The expansionist cry,"54-40 or fight", of the Democrats, brought their man, James Knox Polk, to the presidency in 1844 best indicates the atmosphere in which the boundary from the mountains to the Pacific was contested in the Oregon boundary dispute. By agreement, the territory had been open to both British and American subjects leaving a situation ripe for conflicting claims by settler groups, encounters between imperial and national interests and political intrigue. Basically the United States claimed the territory up to Russian Alaska (54o 40' N) and the British claimed the land down to the Columbia River.

The Oregon Treaty signed in 1846 extended the boundary along the 49th parallel to the coast and through the Straits of Georgia and Juan de Fuca to the Pacific Ocean. Ownership of the San Juan Archipelago was established in 1873 in an arbitral award. This region was surveyed from 1856 to 1861 and the Strait of Georgia in 1906.

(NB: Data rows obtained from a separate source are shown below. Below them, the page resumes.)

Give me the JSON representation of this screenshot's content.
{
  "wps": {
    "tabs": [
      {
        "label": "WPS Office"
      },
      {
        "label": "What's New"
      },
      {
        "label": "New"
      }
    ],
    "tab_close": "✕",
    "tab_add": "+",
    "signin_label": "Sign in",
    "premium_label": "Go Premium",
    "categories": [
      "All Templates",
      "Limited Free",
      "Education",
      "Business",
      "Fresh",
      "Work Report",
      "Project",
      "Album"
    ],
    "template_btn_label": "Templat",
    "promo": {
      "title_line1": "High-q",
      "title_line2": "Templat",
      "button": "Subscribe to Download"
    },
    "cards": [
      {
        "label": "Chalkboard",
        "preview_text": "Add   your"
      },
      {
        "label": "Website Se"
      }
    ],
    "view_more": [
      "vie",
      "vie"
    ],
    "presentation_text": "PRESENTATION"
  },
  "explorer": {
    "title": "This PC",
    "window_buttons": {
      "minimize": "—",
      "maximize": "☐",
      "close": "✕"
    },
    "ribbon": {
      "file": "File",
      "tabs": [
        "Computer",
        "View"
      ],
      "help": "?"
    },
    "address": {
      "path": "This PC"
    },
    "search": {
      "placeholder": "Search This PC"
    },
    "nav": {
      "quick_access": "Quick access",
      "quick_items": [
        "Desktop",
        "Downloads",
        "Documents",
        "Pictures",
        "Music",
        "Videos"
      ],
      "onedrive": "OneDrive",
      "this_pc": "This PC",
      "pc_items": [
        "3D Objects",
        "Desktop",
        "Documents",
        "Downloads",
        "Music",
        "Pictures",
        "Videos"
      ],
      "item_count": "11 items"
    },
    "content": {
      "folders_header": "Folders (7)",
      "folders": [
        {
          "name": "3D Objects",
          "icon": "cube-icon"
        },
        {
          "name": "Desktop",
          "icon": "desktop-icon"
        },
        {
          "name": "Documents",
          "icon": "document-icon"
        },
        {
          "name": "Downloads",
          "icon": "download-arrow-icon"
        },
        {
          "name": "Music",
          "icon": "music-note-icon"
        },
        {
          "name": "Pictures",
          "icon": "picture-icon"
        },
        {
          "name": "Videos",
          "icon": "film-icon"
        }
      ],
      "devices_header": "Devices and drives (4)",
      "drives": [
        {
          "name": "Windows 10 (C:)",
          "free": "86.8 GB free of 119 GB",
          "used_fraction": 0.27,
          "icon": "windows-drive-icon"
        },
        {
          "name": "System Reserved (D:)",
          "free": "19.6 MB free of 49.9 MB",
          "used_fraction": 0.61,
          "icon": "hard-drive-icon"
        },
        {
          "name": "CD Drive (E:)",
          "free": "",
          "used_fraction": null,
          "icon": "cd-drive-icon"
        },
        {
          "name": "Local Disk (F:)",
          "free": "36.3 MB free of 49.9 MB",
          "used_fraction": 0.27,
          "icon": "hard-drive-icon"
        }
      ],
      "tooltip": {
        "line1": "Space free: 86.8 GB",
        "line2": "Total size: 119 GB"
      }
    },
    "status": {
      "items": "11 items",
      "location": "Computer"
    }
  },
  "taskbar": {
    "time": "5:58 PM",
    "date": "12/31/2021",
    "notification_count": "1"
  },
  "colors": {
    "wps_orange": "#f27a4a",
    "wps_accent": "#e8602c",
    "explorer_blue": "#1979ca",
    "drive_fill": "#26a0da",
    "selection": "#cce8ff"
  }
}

In 1903, a tribunal of three Americans, two Canadians and a representative of Great Britain, established the Alaska panhandle boundary. This section of the Alaska boundary was surveyed from 1904 to 1914. Under the Convention of 1906 the balance of the border, defined by earlier treaties as along the 141st meridian, was surveyed from 1907 to 1913.

In 1925 the two countries created a permanent International Boundary Commission to maintain the boundary. The modern IBC is reponsible for:inspecting the boundary line; repairing or replacing damaged boundary markers; maintaining a clear 6 metre vista through the brush and trees;and helping to resolve disputes along the border as they arise.

The Legal Aspect

The International Boundary Commission is responsible for determining the position of any point on the boundary necessary to settle questions that might arise between the two governments. For example, law officers preparing to make arrests for smuggling or drug trafficking in the border area must be sure that their suspects are on national territory. Also, if ships collide in the St. Lawrence or on the Great Lakes, their position must be accurately known to determine where the legal case will be heard.

Such legal teasers were common during the 140 years it took to establish the present boundary location. In fact, the following examples became major issues in redefining the boundary from a general description in treaty papers to a surveyed and marked line on the ground.

In 1825, an American citizen symbolically raised an American flag on the north shore of the Saint John River, and then declared that he would defend its honour. Legally, could he have been tried for treason in a British court when ownership of the territory was in dispute?

In 1859, an American citizen on San Juan Island shot a pig - the property of the Hudson's Bay Company. Could law enforcers take him before a magistrate in Victoria and make him pay damages under British law?

In 1845, an American citizen made a claim on alleged land of the Hudson's Bay Company north of the Columbia River. Was this claim to be honored in territory already claimed by the British?

Attempts to answer such questions arose as settlers moved across North America. They resulted in clashes between the settlers, land claiming prompted by national pride and imperial design, and negotiations that sometimes approached open hostility. But in the end, diplomacy prevailed and the boundary was accurately described and marked on the ground, ending such problems.

British Columbia / Yukon Territory - Alaska

British Columbia - Alaska Maritime British Columbia / Yukon Territory - Alaska Panhandle

Nova Scotia - Maine

Nova Scotia - Maine

SOURCE: International Boundary Commission.

See also
Border Organizations
Border Anomalies
Parks Along the Line
Border Security
Border Crossings

External Links
International Boundary Commission

Copyright Craig I.W. Marlatt